With over 4 million inhabitants, Saxony is the largest of the former East German regions. Meanwhile, the 'Free State of Saxony' is part of one of the most dynamic regions in Germany: the IT and automotive sector in particular have contributed to those dynamics. With Silicon Saxony – a micro-and nano-electronics cluster of 300 companies – & Bio-Saxony – a cluster of biotech and medical companies – there are various high-tech industries based in Saxony. There are also Flemish enterprises.
In cultural terms, Saxony also has a lot to offer. The small but exclusive festival in Moritzburg near Dresden also attracts top Flemish talent. The euro-scene theatre festival in Leipzig, which celebrated its 25th anniversary in 2015, has spent many years showcasing Flemish theatre and dance; Alain Platel is almost an in-house director there. Traditional Flemish authors also feel at home at the Leipzig Book Fair. A cultural high point in 2016 was the exhibition of Flemish landscape art from the 16th and 17th century in the Lipsius building in Dresden: “Paradise on Earth. Flemish Landscapes from Bruegel to Rubens". With 100 works, it is a small but wonderful and excellent exhibition that devoted considerable attention to landscape painting in Flanders. Among other things, it features works by the following masters: Pieter Bruegel the Elder, Jan Breugel the Elder, Rubens, Joachim Patinir, Gillis van Coninxloo, and Roelant Savery. The work of Antwerp cartographer, Abraham Ortelius, was also displayed.
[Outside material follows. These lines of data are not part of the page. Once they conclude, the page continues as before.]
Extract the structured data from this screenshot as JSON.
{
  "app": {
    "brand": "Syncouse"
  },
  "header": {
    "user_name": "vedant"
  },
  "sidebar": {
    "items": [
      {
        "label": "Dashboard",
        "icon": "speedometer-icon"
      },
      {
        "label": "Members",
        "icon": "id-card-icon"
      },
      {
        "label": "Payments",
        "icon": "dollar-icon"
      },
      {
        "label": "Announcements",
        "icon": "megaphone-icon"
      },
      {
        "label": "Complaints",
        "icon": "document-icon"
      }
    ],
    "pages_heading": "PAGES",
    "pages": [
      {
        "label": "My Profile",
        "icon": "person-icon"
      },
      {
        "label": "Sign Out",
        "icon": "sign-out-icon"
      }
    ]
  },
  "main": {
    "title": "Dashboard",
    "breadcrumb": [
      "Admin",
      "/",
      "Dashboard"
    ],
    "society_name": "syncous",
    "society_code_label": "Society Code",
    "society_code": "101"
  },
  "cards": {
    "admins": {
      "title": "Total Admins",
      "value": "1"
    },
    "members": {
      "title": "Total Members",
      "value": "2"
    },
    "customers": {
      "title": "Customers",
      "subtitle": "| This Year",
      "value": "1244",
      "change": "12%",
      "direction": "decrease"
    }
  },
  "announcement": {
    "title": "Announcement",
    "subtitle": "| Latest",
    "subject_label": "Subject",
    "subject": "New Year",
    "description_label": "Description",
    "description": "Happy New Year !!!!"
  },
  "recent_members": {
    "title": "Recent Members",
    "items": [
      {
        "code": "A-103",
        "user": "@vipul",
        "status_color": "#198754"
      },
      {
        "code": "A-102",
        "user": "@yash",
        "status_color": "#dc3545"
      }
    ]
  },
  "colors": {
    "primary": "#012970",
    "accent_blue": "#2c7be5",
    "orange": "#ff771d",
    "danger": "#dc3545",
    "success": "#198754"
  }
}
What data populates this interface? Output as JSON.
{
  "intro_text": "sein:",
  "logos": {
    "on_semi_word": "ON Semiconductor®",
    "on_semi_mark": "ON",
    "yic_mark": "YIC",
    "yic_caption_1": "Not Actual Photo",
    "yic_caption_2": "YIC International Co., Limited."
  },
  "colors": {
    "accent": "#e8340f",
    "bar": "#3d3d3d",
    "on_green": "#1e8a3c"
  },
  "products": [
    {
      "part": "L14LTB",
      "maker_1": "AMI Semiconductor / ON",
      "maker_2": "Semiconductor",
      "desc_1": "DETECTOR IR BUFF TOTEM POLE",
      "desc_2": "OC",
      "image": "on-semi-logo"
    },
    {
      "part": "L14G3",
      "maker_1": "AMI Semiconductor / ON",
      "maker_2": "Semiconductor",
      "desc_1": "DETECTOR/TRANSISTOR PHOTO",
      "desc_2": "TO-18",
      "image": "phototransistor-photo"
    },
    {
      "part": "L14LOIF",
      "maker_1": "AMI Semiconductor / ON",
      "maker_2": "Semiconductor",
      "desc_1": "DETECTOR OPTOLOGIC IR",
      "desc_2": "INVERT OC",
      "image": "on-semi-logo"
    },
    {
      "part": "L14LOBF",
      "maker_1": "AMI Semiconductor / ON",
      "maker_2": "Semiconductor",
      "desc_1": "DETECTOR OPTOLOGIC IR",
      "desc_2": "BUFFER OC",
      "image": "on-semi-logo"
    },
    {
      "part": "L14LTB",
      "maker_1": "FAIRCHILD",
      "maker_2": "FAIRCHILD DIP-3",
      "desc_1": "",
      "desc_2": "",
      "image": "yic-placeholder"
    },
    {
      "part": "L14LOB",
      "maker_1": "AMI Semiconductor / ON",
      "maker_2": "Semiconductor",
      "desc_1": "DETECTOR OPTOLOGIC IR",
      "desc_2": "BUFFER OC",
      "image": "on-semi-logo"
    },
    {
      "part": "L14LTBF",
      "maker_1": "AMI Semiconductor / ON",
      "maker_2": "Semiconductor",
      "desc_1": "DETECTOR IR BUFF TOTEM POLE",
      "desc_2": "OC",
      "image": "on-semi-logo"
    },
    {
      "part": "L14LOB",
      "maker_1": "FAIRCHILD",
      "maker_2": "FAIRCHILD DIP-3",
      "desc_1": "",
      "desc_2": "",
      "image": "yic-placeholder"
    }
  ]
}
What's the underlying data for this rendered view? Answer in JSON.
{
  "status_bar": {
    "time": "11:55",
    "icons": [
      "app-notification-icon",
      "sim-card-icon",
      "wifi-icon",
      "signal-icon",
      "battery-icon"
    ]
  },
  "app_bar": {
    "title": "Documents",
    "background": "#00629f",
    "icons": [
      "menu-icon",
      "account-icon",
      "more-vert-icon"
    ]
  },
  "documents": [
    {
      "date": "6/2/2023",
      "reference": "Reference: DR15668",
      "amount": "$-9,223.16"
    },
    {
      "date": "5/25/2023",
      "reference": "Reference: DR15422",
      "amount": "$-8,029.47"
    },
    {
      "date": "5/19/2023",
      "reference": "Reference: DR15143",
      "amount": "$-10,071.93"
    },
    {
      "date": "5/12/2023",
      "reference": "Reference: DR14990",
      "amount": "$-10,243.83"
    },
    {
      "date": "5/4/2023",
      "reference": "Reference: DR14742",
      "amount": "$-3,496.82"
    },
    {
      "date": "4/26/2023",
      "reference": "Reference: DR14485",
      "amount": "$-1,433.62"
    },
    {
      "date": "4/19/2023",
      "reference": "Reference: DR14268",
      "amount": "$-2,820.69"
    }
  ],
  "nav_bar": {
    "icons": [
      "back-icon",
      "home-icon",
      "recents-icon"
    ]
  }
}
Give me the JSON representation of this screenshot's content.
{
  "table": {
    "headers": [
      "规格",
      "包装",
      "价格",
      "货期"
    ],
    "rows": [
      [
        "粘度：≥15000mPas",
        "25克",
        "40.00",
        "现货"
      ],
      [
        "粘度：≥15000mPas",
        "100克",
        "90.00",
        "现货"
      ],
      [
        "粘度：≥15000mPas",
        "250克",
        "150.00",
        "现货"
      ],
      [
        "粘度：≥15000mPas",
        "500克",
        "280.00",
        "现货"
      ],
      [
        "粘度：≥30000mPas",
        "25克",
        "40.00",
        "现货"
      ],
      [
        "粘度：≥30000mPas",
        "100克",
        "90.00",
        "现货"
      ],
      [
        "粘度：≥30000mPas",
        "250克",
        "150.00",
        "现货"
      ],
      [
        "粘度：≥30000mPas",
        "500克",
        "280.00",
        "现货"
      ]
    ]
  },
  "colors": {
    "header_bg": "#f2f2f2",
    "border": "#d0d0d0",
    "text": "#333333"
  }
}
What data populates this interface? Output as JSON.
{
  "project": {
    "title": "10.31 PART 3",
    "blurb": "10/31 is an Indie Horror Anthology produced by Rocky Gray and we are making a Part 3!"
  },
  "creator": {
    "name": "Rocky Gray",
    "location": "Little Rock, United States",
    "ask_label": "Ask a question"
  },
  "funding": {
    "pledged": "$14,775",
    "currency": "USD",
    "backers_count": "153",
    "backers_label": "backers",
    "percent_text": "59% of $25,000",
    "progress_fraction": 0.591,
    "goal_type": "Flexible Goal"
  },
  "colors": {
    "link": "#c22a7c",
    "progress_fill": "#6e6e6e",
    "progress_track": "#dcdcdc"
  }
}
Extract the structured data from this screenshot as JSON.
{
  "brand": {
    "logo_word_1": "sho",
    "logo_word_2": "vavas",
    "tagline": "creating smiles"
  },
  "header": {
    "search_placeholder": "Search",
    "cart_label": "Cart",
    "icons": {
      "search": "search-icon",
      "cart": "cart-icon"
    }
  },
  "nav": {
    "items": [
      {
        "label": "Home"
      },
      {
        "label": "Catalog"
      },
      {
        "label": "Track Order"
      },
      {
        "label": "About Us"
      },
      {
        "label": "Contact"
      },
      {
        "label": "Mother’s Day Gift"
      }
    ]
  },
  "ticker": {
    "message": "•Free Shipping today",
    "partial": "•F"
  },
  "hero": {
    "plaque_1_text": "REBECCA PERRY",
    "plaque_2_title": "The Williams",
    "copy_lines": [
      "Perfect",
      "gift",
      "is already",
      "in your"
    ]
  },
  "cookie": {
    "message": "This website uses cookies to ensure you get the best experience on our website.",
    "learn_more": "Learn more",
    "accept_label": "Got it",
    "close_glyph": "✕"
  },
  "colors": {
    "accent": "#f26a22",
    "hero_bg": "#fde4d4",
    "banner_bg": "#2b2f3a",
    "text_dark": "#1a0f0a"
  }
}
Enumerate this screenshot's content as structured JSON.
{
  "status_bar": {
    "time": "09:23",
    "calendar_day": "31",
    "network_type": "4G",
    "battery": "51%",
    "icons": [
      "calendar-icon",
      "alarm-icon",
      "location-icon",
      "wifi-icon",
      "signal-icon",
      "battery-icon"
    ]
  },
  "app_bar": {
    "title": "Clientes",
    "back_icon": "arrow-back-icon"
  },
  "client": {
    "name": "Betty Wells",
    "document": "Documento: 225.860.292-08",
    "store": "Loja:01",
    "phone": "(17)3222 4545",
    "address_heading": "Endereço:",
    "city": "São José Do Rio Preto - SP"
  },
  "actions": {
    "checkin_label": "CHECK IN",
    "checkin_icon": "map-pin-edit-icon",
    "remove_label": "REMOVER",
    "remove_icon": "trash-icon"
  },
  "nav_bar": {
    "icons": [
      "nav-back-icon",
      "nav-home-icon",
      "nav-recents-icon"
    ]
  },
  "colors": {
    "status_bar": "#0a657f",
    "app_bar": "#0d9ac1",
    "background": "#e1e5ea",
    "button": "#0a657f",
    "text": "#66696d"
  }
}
There are no figures for trade between Flanders and Saxony. These are included in the global figures for trade with Germany.